New Delhi: Reliance Industries Ltd (RIL) will close about 900 petrol stations as subsidized sales by dominant state firms make private outlets unviable, but Shell India Marketing Pvt. Ltd and Essar Oil Ltd plan to continue operations.
An RIL official, who did not want to be named, said the company was shutting down 900 pumps it directly owns as it did not get any subsidy.
“We have stopped supplying products to the company-owned outlets. In a week’s time or perhaps less than that the outlets will stop selling fuel,” the official said, adding that another 500 petrol stations run by dealers may continue operations.
‘The Economic Times’ had first reported this move on Tuesday.
RIL, which runs India’s biggest refinery, set up a series of fuel outlets after the government ended a state monopoly over petrol stations less than a decade ago.

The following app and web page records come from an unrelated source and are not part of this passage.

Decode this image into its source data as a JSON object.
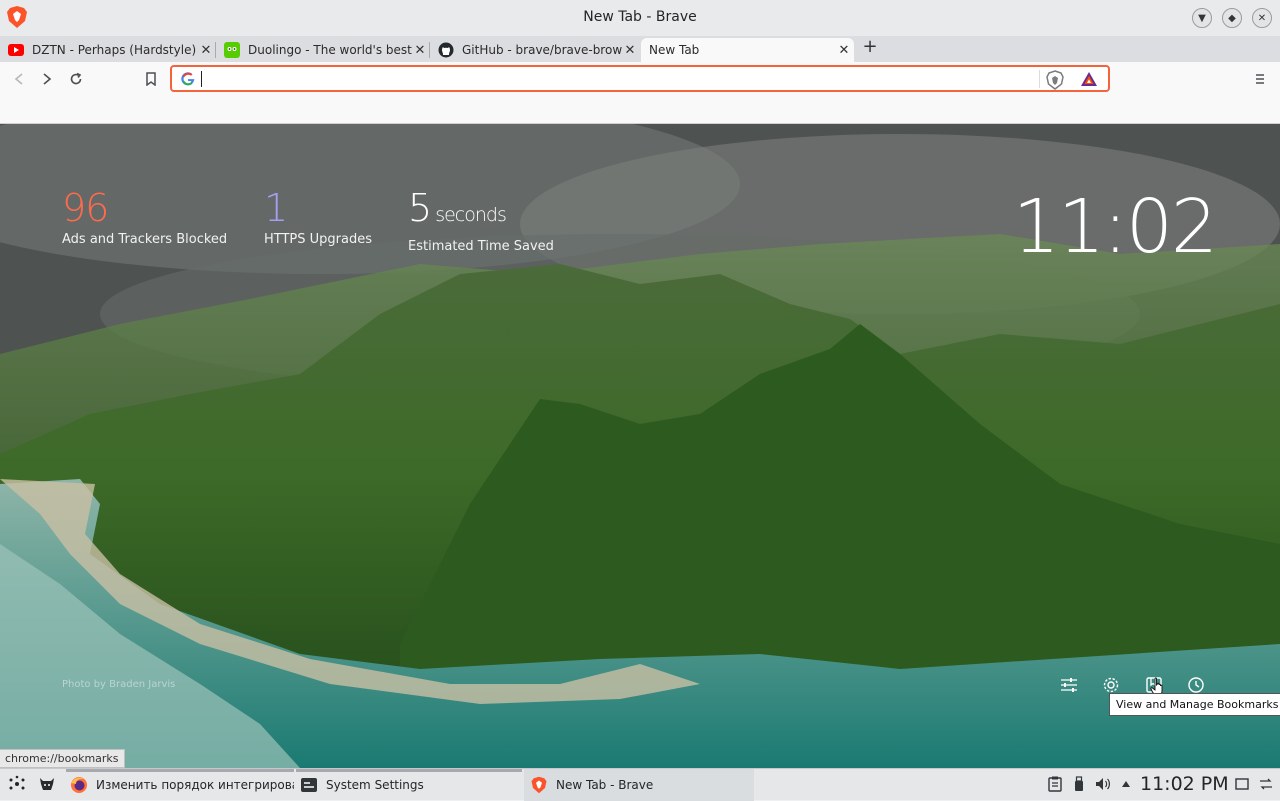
{
  "window": {
    "title": "New Tab - Brave"
  },
  "tabs": [
    {
      "label": "DZTN - Perhaps (Hardstyle) | H",
      "icon": "youtube-icon"
    },
    {
      "label": "Duolingo - The world's best wa",
      "icon": "duolingo-icon"
    },
    {
      "label": "GitHub - brave/brave-browser",
      "icon": "github-icon"
    },
    {
      "label": "New Tab",
      "icon": "",
      "active": true
    }
  ],
  "toolbar": {
    "address_value": "",
    "address_placeholder": ""
  },
  "newtab": {
    "stats": [
      {
        "value": "96",
        "unit": "",
        "label": "Ads and Trackers Blocked",
        "color": "#ff6a4d"
      },
      {
        "value": "1",
        "unit": "",
        "label": "HTTPS Upgrades",
        "color": "#a99df3"
      },
      {
        "value": "5",
        "unit": "seconds",
        "label": "Estimated Time Saved",
        "color": "#ffffff"
      }
    ],
    "clock": "11:02",
    "credit": "Photo by Braden Jarvis",
    "tooltip": "View and Manage Bookmarks",
    "status_url": "chrome://bookmarks"
  },
  "taskbar": {
    "tasks": [
      {
        "label": "Изменить порядок интегрирова...",
        "icon": "firefox-icon"
      },
      {
        "label": "System Settings",
        "icon": "settings-icon"
      },
      {
        "label": "New Tab - Brave",
        "icon": "brave-icon"
      }
    ],
    "clock": "11:02 PM"
  },
  "colors": {
    "accent": "#3daee9",
    "omnibox_border": "#f4643a",
    "brave_orange": "#fb542b"
  }
}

RIL grabbed over 15% of the market two years ago, but sales fell after the government, striving to contain inflation, did not allow state firms to raise retail prices in line with soaring crude oil prices.
Private firms sell fuel at market prices but state firms such as Indian Oil Corp., Bharat Petroleum Corp. Ltd and Hindustan Petroleum Corp. Ltd can retail fuels at lower prices as the government compensates them with bonds and cheaper crude oil.
“The move is due to lack of level playing field,” the RIL official said. A spokesman for RIL declined comment.
State firms control about 33,000 petrol stations, while private rivals run about 2,500.
Another private oil firm Essar Oil, which has a network of 1,000 petrol pumps, has no plans to shut down operations, a company spokesperson said.
A spokesman for Shell India said: “We want a level playing field ... There should be no compensation, let the market decide. And if there is a compensation, it has to be consistent to all players”.
India economic growth pegged at 7.5%
New Delhi: India will see economic growth slow to an average of 7.5% over fiscal years 2008 and 2009, though as the second fastest growing economy in Asia, it should continue to inspire investor confidence, the Economist Intelligence Unit (EIU) has projected.
Growth will be tempered by slowing exports and consumption, in the event of a prolonged downturn in the global economy, with associated risks of high inflation and weak infrastructure leading to supply bottlenecks, Anjalika Bardalai, senior economist and Asia editor, EIU, said on the eve of ‘The Economist’ magazine’s 13th annual business roundtable with the government, to be addressed by finance minister P. Chidambaram.
As part of its business environment rankings of 82 countries, EIU also ranked India at a high 7.3 (out of 10) in market opportunities, or fourth in Asia, and at 6.9 in terms of its policy towards foreign investment (eighth in Asia). Paromita Shastri
Margadarsi files affidavit in SC
New Delhi: Margadarsi Financiers on Tuesday filed an affidavit before the Supreme Court stating that it has repaid some of its depositors.
The company said in the affidavit that, as on 30 January, it has paid Rs1,138.18 crore owed to 118,000 depositors. The company owes Rs2,014.58 crore to 274,000 depositors.
The apex court had in an earlier hearing in April 2007 ordered that there should be no freezing of Margadarsi Financier’s accounts or attachment of its properties.
In November last year, the Andhra Pradesh government had filed an application seeking vacation of the court’s order made in April and asked the court to direct Margadarsi to periodically furnish more details related to its bank accounts and records.
A division bench then asked Margadarsi to respond to the state government’s application.
In December, the state government filed a criminal petition seeking the court’s permission to appeal against a order passed by the Andhra Pradesh high court that had set aside a search warrant issued against Ramoji Rao, the owner of Margadarsi Financiers and publisher of Telugu newspaper ‘Eenadu’.
The Supreme Court has fixed 27 March for hearing the proceedings between Margadarsi Financiers and Andhra Pradesh government. Malathi Nayak